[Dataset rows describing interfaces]
▼

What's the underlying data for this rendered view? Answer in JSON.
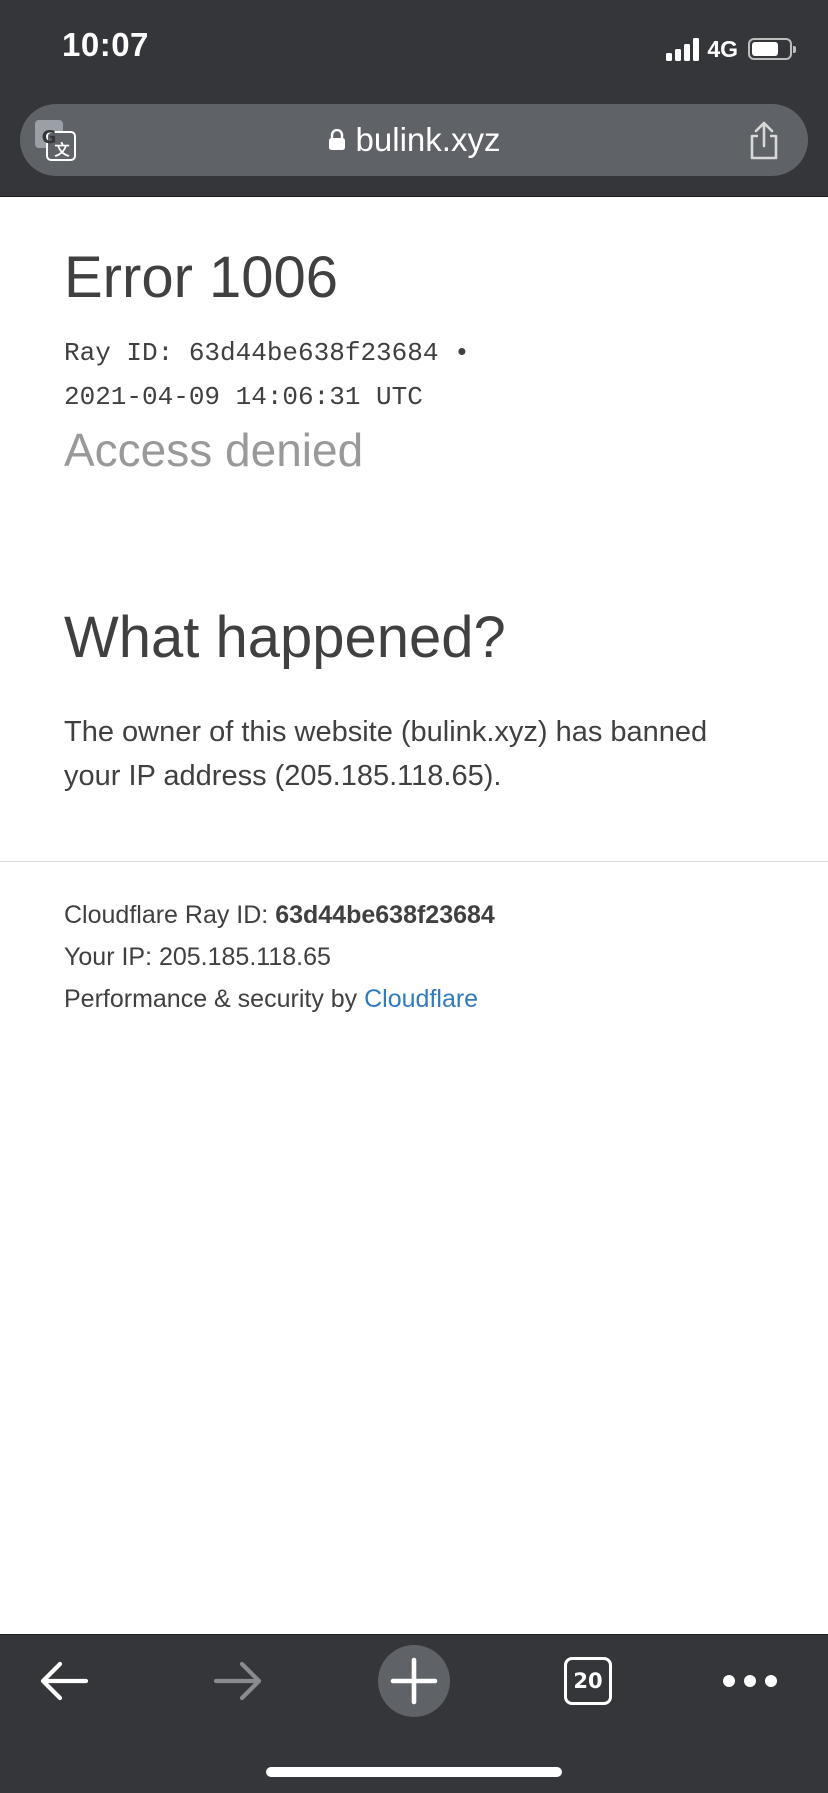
{
  "status_bar": {
    "time": "10:07",
    "network": "4G",
    "icons": [
      "signal-icon",
      "battery-icon"
    ]
  },
  "browser": {
    "url": "bulink.xyz",
    "icons": [
      "translate-icon",
      "lock-icon",
      "share-icon"
    ]
  },
  "page": {
    "error_title": "Error 1006",
    "ray_line_1": "Ray ID: 63d44be638f23684 •",
    "ray_line_2": "2021-04-09 14:06:31 UTC",
    "access_denied": "Access denied",
    "what_happened_heading": "What happened?",
    "explanation": "The owner of this website (bulink.xyz) has banned your IP address (205.185.118.65).",
    "footer": {
      "ray_label": "Cloudflare Ray ID: ",
      "ray_value": "63d44be638f23684",
      "ip_text": "Your IP: 205.185.118.65",
      "perf_text": "Performance & security by ",
      "cloudflare_link": "Cloudflare"
    }
  },
  "toolbar": {
    "tab_count": "20",
    "icons": [
      "back-arrow-icon",
      "forward-arrow-icon",
      "plus-icon",
      "tabs-icon",
      "more-icon"
    ]
  },
  "colors": {
    "chrome_bg": "#35363a",
    "url_bar_bg": "#5f6266",
    "text": "#404040",
    "muted_text": "#999999",
    "link": "#2f7bbf"
  }
}
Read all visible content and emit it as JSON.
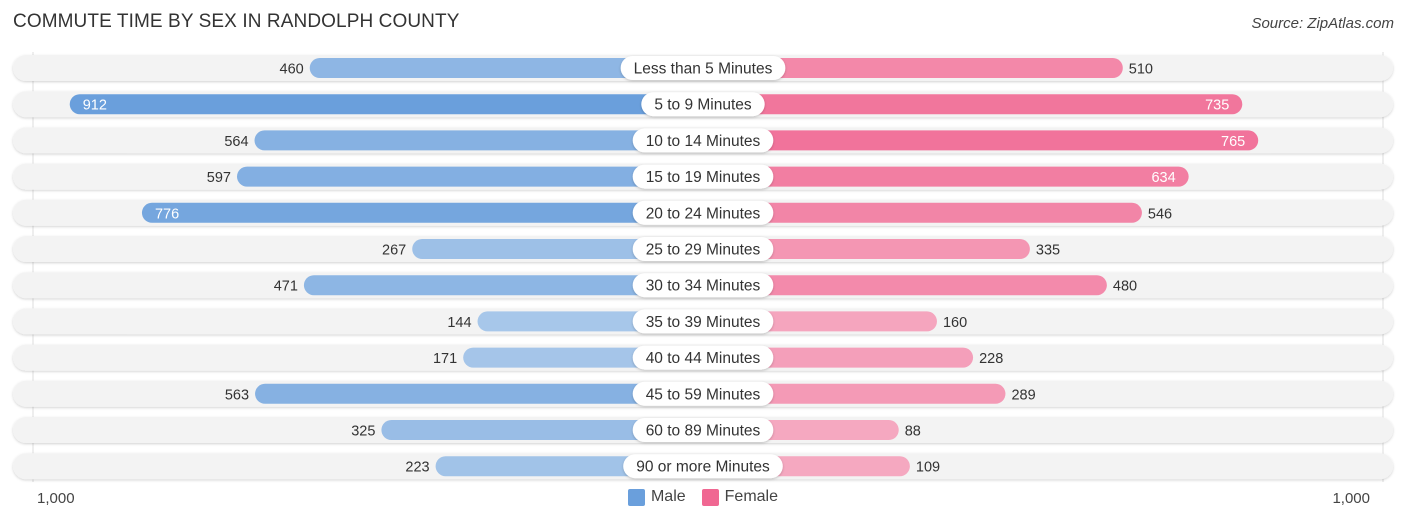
{
  "header": {
    "title": "COMMUTE TIME BY SEX IN RANDOLPH COUNTY",
    "source": "Source: ZipAtlas.com"
  },
  "colors": {
    "male": "#6a9fdc",
    "male_light": "#a9c8ea",
    "female": "#f06792",
    "female_light": "#f5a8c0",
    "row_bg": "#f3f3f3",
    "pill_bg": "#ffffff"
  },
  "axis": {
    "left_label": "1,000",
    "right_label": "1,000"
  },
  "legend": {
    "male_label": "Male",
    "female_label": "Female"
  },
  "chart_data": {
    "type": "bar",
    "orientation": "horizontal-diverging",
    "title": "COMMUTE TIME BY SEX IN RANDOLPH COUNTY",
    "xlabel": "",
    "ylabel": "",
    "xlim": [
      -1000,
      1000
    ],
    "legend_position": "bottom-center",
    "categories": [
      "Less than 5 Minutes",
      "5 to 9 Minutes",
      "10 to 14 Minutes",
      "15 to 19 Minutes",
      "20 to 24 Minutes",
      "25 to 29 Minutes",
      "30 to 34 Minutes",
      "35 to 39 Minutes",
      "40 to 44 Minutes",
      "45 to 59 Minutes",
      "60 to 89 Minutes",
      "90 or more Minutes"
    ],
    "series": [
      {
        "name": "Male",
        "values": [
          460,
          912,
          564,
          597,
          776,
          267,
          471,
          144,
          171,
          563,
          325,
          223
        ]
      },
      {
        "name": "Female",
        "values": [
          510,
          735,
          765,
          634,
          546,
          335,
          480,
          160,
          228,
          289,
          88,
          109
        ]
      }
    ]
  }
}
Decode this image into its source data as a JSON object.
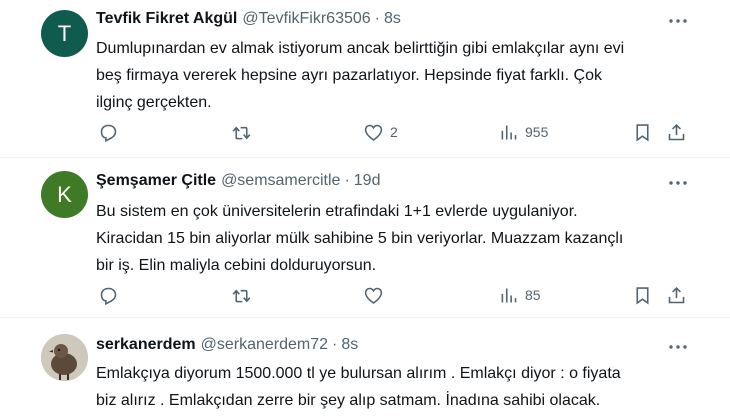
{
  "tweets": [
    {
      "avatar_letter": "T",
      "avatar_color": "#0f5c4e",
      "name": "Tevfik Fikret Akgül",
      "handle": "@TevfikFikr63506",
      "separator": "·",
      "time": "8s",
      "lines": [
        "Dumlupınardan ev almak istiyorum ancak  belirttiğin gibi emlakçılar aynı evi",
        "beş firmaya vererek hepsine ayrı pazarlatıyor. Hepsinde fiyat farklı. Çok",
        "ilginç gerçekten."
      ],
      "likes": "2",
      "views": "955"
    },
    {
      "avatar_letter": "K",
      "avatar_color": "#3f7a26",
      "name": "Şemşamer Çitle",
      "handle": "@semsamercitle",
      "separator": "·",
      "time": "19d",
      "lines": [
        "Bu sistem en çok üniversitelerin etrafindaki 1+1 evlerde uygulaniyor.",
        "Kiracidan 15 bin aliyorlar mülk sahibine 5 bin veriyorlar. Muazzam kazançlı",
        "bir iş. Elin maliyla cebini dolduruyorsun."
      ],
      "likes": "",
      "views": "85"
    },
    {
      "avatar_color": "#c9c3b8",
      "name": "serkanerdem",
      "handle": "@serkanerdem72",
      "separator": "·",
      "time": "8s",
      "lines": [
        "Emlakçıya diyorum 1500.000 tl ye bulursan alırım . Emlakçı diyor : o fiyata",
        "biz alırız . Emlakçıdan zerre bir şey alıp satmam. İnadına sahibi olacak."
      ]
    }
  ],
  "icons": {
    "reply": "reply-icon",
    "retweet": "retweet-icon",
    "like": "heart-icon",
    "views": "views-icon",
    "bookmark": "bookmark-icon",
    "share": "share-icon",
    "more": "more-icon"
  }
}
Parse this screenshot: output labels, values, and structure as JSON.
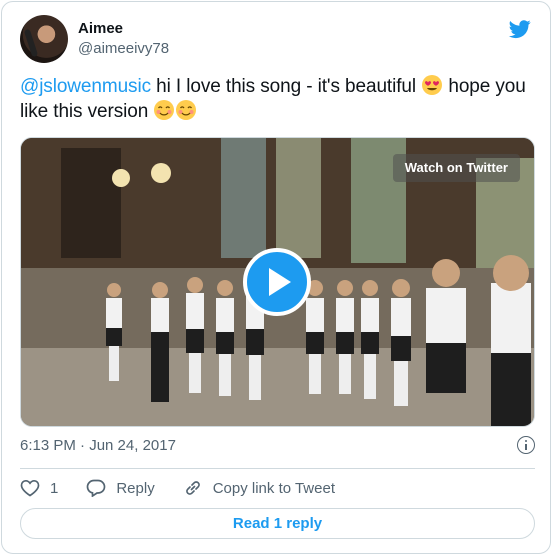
{
  "tweet": {
    "author": {
      "display_name": "Aimee",
      "handle": "@aimeeivy78"
    },
    "text": {
      "mention": "@jslowenmusic",
      "part1": " hi I love this song - it's beautiful ",
      "part2": " hope you like this version "
    },
    "media": {
      "overlay_label": "Watch on Twitter"
    },
    "timestamp": "6:13 PM · Jun 24, 2017",
    "actions": {
      "like_count": "1",
      "reply_label": "Reply",
      "copy_link_label": "Copy link to Tweet"
    },
    "read_replies_label": "Read 1 reply"
  },
  "colors": {
    "accent": "#1d9bf0",
    "text": "#0f1419",
    "muted": "#536471",
    "border": "#cfd9de"
  },
  "icons": [
    "twitter-bird-icon",
    "heart-eyes-emoji",
    "smiling-face-emoji",
    "play-icon",
    "info-icon",
    "heart-icon",
    "reply-icon",
    "link-icon"
  ]
}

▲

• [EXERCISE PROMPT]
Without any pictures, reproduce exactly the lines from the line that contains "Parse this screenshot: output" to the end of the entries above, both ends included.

• [TASK RESPONSE]
Parse this screenshot: output labels, values, and structure as JSON.
{
  "tweet": {
    "author": {
      "display_name": "Aimee",
      "handle": "@aimeeivy78"
    },
    "text": {
      "mention": "@jslowenmusic",
      "part1": " hi I love this song - it's beautiful ",
      "part2": " hope you like this version "
    },
    "media": {
      "overlay_label": "Watch on Twitter"
    },
    "timestamp": "6:13 PM · Jun 24, 2017",
    "actions": {
      "like_count": "1",
      "reply_label": "Reply",
      "copy_link_label": "Copy link to Tweet"
    },
    "read_replies_label": "Read 1 reply"
  },
  "colors": {
    "accent": "#1d9bf0",
    "text": "#0f1419",
    "muted": "#536471",
    "border": "#cfd9de"
  },
  "icons": [
    "twitter-bird-icon",
    "heart-eyes-emoji",
    "smiling-face-emoji",
    "play-icon",
    "info-icon",
    "heart-icon",
    "reply-icon",
    "link-icon"
  ]
}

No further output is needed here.